Trip: Kawaguchiko and Fuji-Q Themepark

Mt-Fuji and Chureito Pagoda

The most iconic picture of Mt. Fuji is probably the one where you can see a pagoda in front and Mt. Fuji in the back of it. And it does not take you much to take this picture by yourself! This scenic photo spot is easily accessible from Kawaguchiko city and can be combined with a nice hike around the mountain area. As a bonus if you want to stay another day, you can go and take a ride at the Fuji-Q themepark.

The corresponding diary and impressions can be found here.


  • opening hours:  09:00 – 21:00 (Fuji-Q themepark), fee: 5700 (all day), 3600 Yen ( half day)
  • overall costs: ~ 8000 – 15000 Yen
  • suggested time spend in the area: ~ 2 days
  • personal rating: 9.5/10


The iconic picture with the pagoda in front of mount Fuji.

Mt-Fuji and Chureito Pagoda
Mt-Fuji as seen from the Chureito Pagoda with the Pagoda on the right side – a famous setting

Lake Kawaguchiko

View on the Kawaguchi sea
The view on the Kawaguchi sea

Fuji-Q Highlands: with the steepest rollercoaster in the world (2012).


It takes around 2.5 hours and 2500 Yen to get from Shinjuku station to Kawaguchiko station.
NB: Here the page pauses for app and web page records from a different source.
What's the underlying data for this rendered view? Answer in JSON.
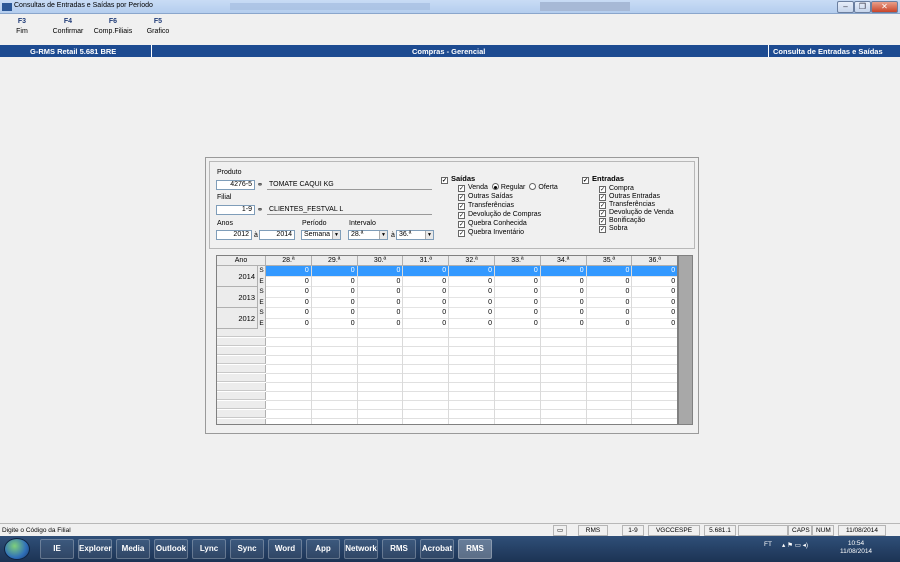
{
  "window": {
    "title": "Consultas de Entradas e Saídas por Período"
  },
  "fkeys": [
    {
      "key": "F3",
      "label": "Fim"
    },
    {
      "key": "F4",
      "label": "Confirmar"
    },
    {
      "key": "F6",
      "label": "Comp.Filiais"
    },
    {
      "key": "F5",
      "label": "Grafico"
    }
  ],
  "band": {
    "left": "G-RMS Retail 5.681 BRE",
    "center": "Compras - Gerencial",
    "right": "Consulta de Entradas e Saídas"
  },
  "filters": {
    "produto_label": "Produto",
    "produto_code": "4276-5",
    "produto_name": "TOMATE CAQUI KG",
    "filial_label": "Filial",
    "filial_code": "1-9",
    "filial_name": "CLIENTES_FESTVAL L",
    "anos_label": "Anos",
    "ano_de": "2012",
    "a1": "à",
    "ano_ate": "2014",
    "periodo_label": "Período",
    "periodo_value": "Semana",
    "intervalo_label": "Intervalo",
    "intervalo_de": "28.ª",
    "a2": "à",
    "intervalo_ate": "36.ª"
  },
  "saidas": {
    "title": "Saídas",
    "venda": "Venda",
    "regular": "Regular",
    "oferta": "Oferta",
    "items": [
      "Outras Saídas",
      "Transferências",
      "Devolução de Compras",
      "Quebra Conhecida",
      "Quebra Inventário"
    ]
  },
  "entradas": {
    "title": "Entradas",
    "items": [
      "Compra",
      "Outras Entradas",
      "Transferências",
      "Devolução de Venda",
      "Bonificação",
      "Sobra"
    ]
  },
  "grid": {
    "ano_header": "Ano",
    "weeks": [
      "28.ª",
      "29.ª",
      "30.ª",
      "31.ª",
      "32.ª",
      "33.ª",
      "34.ª",
      "35.ª",
      "36.ª"
    ],
    "rows": [
      {
        "year": "2014",
        "S": [
          "0",
          "0",
          "0",
          "0",
          "0",
          "0",
          "0",
          "0",
          "0"
        ],
        "E": [
          "0",
          "0",
          "0",
          "0",
          "0",
          "0",
          "0",
          "0",
          "0"
        ]
      },
      {
        "year": "2013",
        "S": [
          "0",
          "0",
          "0",
          "0",
          "0",
          "0",
          "0",
          "0",
          "0"
        ],
        "E": [
          "0",
          "0",
          "0",
          "0",
          "0",
          "0",
          "0",
          "0",
          "0"
        ]
      },
      {
        "year": "2012",
        "S": [
          "0",
          "0",
          "0",
          "0",
          "0",
          "0",
          "0",
          "0",
          "0"
        ],
        "E": [
          "0",
          "0",
          "0",
          "0",
          "0",
          "0",
          "0",
          "0",
          "0"
        ]
      }
    ],
    "s_label": "S",
    "e_label": "E"
  },
  "status": {
    "message": "Digite o Código da Filial",
    "system": "RMS",
    "filial": "1-9",
    "user": "VGCCESPE",
    "version": "5.681.1",
    "caps": "CAPS",
    "num": "NUM",
    "date": "11/08/2014"
  },
  "taskbar": {
    "apps": [
      "IE",
      "Explorer",
      "Media",
      "Outlook",
      "Lync",
      "Sync",
      "Word",
      "App",
      "Network",
      "RMS",
      "Acrobat",
      "RMS"
    ],
    "lang": "FT",
    "time": "10:54",
    "date": "11/08/2014"
  }
}
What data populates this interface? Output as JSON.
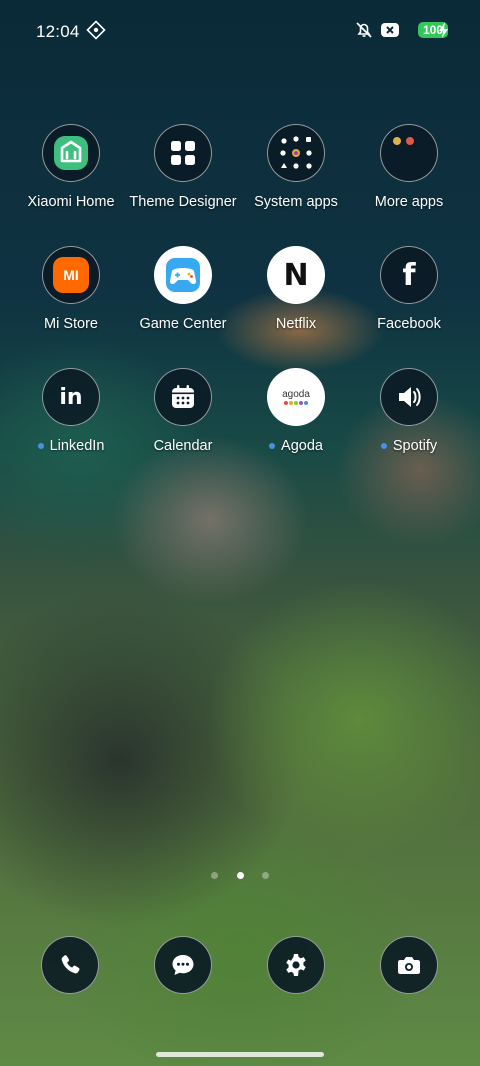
{
  "status_bar": {
    "time": "12:04",
    "battery": "100"
  },
  "apps": [
    {
      "label": "Xiaomi Home",
      "icon": "xiaomi-home-icon",
      "dot": false
    },
    {
      "label": "Theme Designer",
      "icon": "theme-designer-icon",
      "dot": false
    },
    {
      "label": "System apps",
      "icon": "system-apps-folder-icon",
      "dot": false
    },
    {
      "label": "More apps",
      "icon": "more-apps-folder-icon",
      "dot": false
    },
    {
      "label": "Mi Store",
      "icon": "mi-store-icon",
      "dot": false
    },
    {
      "label": "Game Center",
      "icon": "game-center-icon",
      "dot": false
    },
    {
      "label": "Netflix",
      "icon": "netflix-icon",
      "dot": false
    },
    {
      "label": "Facebook",
      "icon": "facebook-icon",
      "dot": false
    },
    {
      "label": "LinkedIn",
      "icon": "linkedin-icon",
      "dot": true
    },
    {
      "label": "Calendar",
      "icon": "calendar-icon",
      "dot": false
    },
    {
      "label": "Agoda",
      "icon": "agoda-icon",
      "dot": true
    },
    {
      "label": "Spotify",
      "icon": "spotify-icon",
      "dot": true
    }
  ],
  "agoda_wordmark": "agoda",
  "mi_wordmark": "MI",
  "netflix_letter": "N",
  "facebook_letter": "f",
  "linkedin_letters": "in",
  "pager": {
    "pages": 3,
    "active": 2
  },
  "dock": [
    {
      "icon": "phone-icon"
    },
    {
      "icon": "messages-icon"
    },
    {
      "icon": "settings-icon"
    },
    {
      "icon": "camera-icon"
    }
  ],
  "colors": {
    "battery": "#34c759",
    "new_app_dot": "#4a90e2"
  }
}
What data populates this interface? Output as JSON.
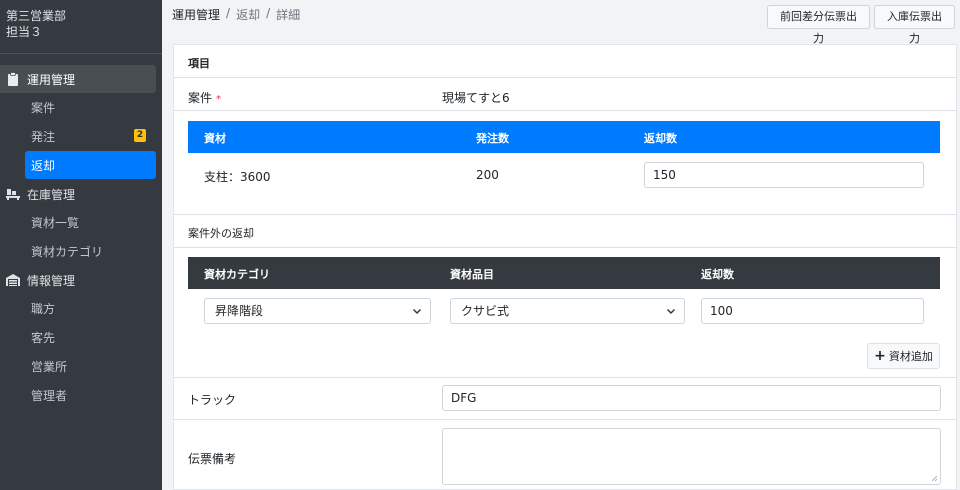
{
  "sidebar": {
    "user_line1": "第三営業部",
    "user_line2": "担当３",
    "groups": [
      {
        "label": "運用管理",
        "icon": "clipboard-icon",
        "items": [
          {
            "label": "案件"
          },
          {
            "label": "発注",
            "badge": "2"
          },
          {
            "label": "返却"
          }
        ]
      },
      {
        "label": "在庫管理",
        "icon": "pallet-icon",
        "items": [
          {
            "label": "資材一覧"
          },
          {
            "label": "資材カテゴリ"
          }
        ]
      },
      {
        "label": "情報管理",
        "icon": "warehouse-icon",
        "items": [
          {
            "label": "職方"
          },
          {
            "label": "客先"
          },
          {
            "label": "営業所"
          },
          {
            "label": "管理者"
          }
        ]
      }
    ]
  },
  "breadcrumb": {
    "first": "運用管理",
    "sep": "/",
    "second": "返却",
    "third": "詳細"
  },
  "toolbar": {
    "diff_label": "前回差分伝票出力",
    "nyuko_label": "入庫伝票出力"
  },
  "form": {
    "section_title": "項目",
    "anken_label": "案件",
    "required_mark": "*",
    "anken_value": "現場てすと6",
    "table1": {
      "headers": [
        "資材",
        "発注数",
        "返却数"
      ],
      "row": {
        "material": "支柱：3600",
        "ordered": "200",
        "returned": "150"
      }
    },
    "outside_label": "案件外の返却",
    "table2": {
      "headers": [
        "資材カテゴリ",
        "資材品目",
        "返却数"
      ],
      "row": {
        "category": "昇降階段",
        "item": "クサビ式",
        "returned": "100"
      }
    },
    "add_label": "資材追加",
    "truck_label": "トラック",
    "truck_value": "DFG",
    "memo_label": "伝票備考",
    "memo_value": ""
  },
  "colors": {
    "sidebar_bg": "#343a40",
    "primary": "#007bff",
    "badge": "#ffc107",
    "dark_header": "#343a40",
    "required": "#dc3545"
  }
}
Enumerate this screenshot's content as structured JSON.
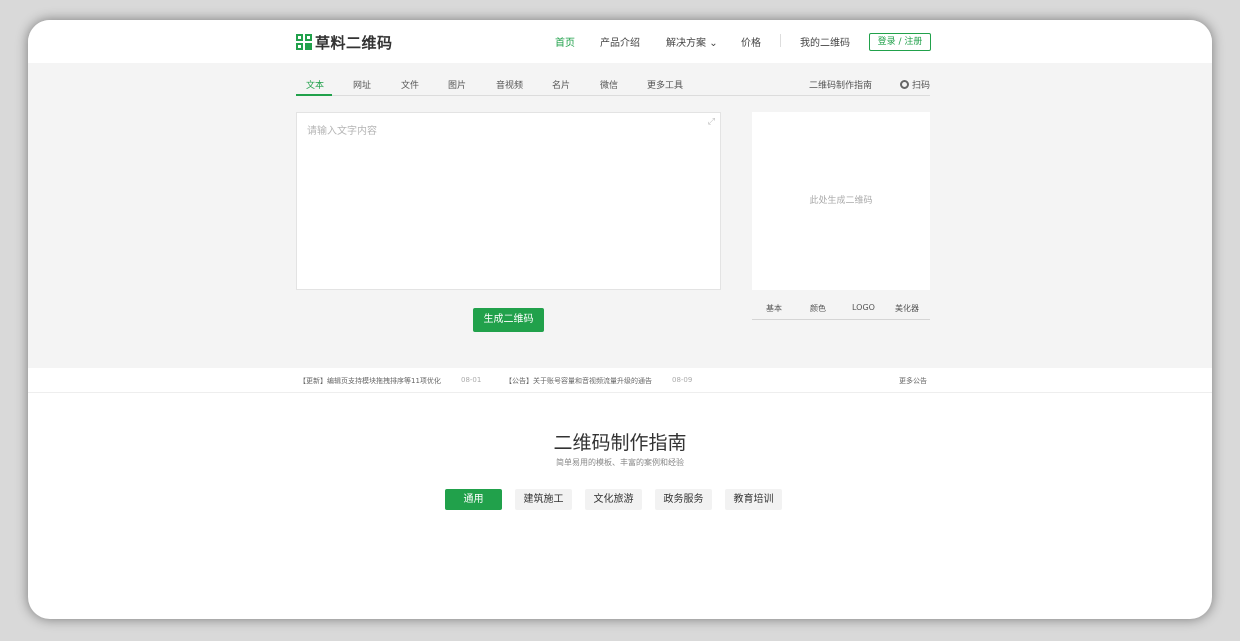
{
  "brand": {
    "name": "草料二维码",
    "accent": "#21a14b"
  },
  "nav": {
    "home": "首页",
    "products": "产品介绍",
    "solutions": "解决方案",
    "solutions_chevron": "⌄",
    "pricing": "价格",
    "my_qr": "我的二维码",
    "login": "登录 / 注册"
  },
  "tabs": [
    "文本",
    "网址",
    "文件",
    "图片",
    "音视频",
    "名片",
    "微信",
    "更多工具"
  ],
  "tabs_right": {
    "guide": "二维码制作指南",
    "scan": "扫码"
  },
  "editor": {
    "placeholder": "请输入文字内容",
    "expand_icon": "⤢"
  },
  "generate_button": "生成二维码",
  "qr_placeholder": "此处生成二维码",
  "style_tabs": [
    "基本",
    "颜色",
    "LOGO",
    "美化器"
  ],
  "notices": [
    {
      "text": "【更新】编辑页支持模块拖拽排序等11项优化",
      "date": "08-01"
    },
    {
      "text": "【公告】关于账号容量和音视频流量升级的通告",
      "date": "08-09"
    }
  ],
  "more_notices": "更多公告",
  "guide": {
    "title": "二维码制作指南",
    "subtitle": "简单易用的模板、丰富的案例和经验",
    "categories": [
      "通用",
      "建筑施工",
      "文化旅游",
      "政务服务",
      "教育培训"
    ]
  }
}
If you want to get directly to the pagoda it will take you another hour, however you can also just hike along the nearby mountains to reach the pagoda.
The Fuji-Q Highland themepark is located directly at the Fuji-Q Highland station, around 20 minutes away from Kawaguchiko station by foot.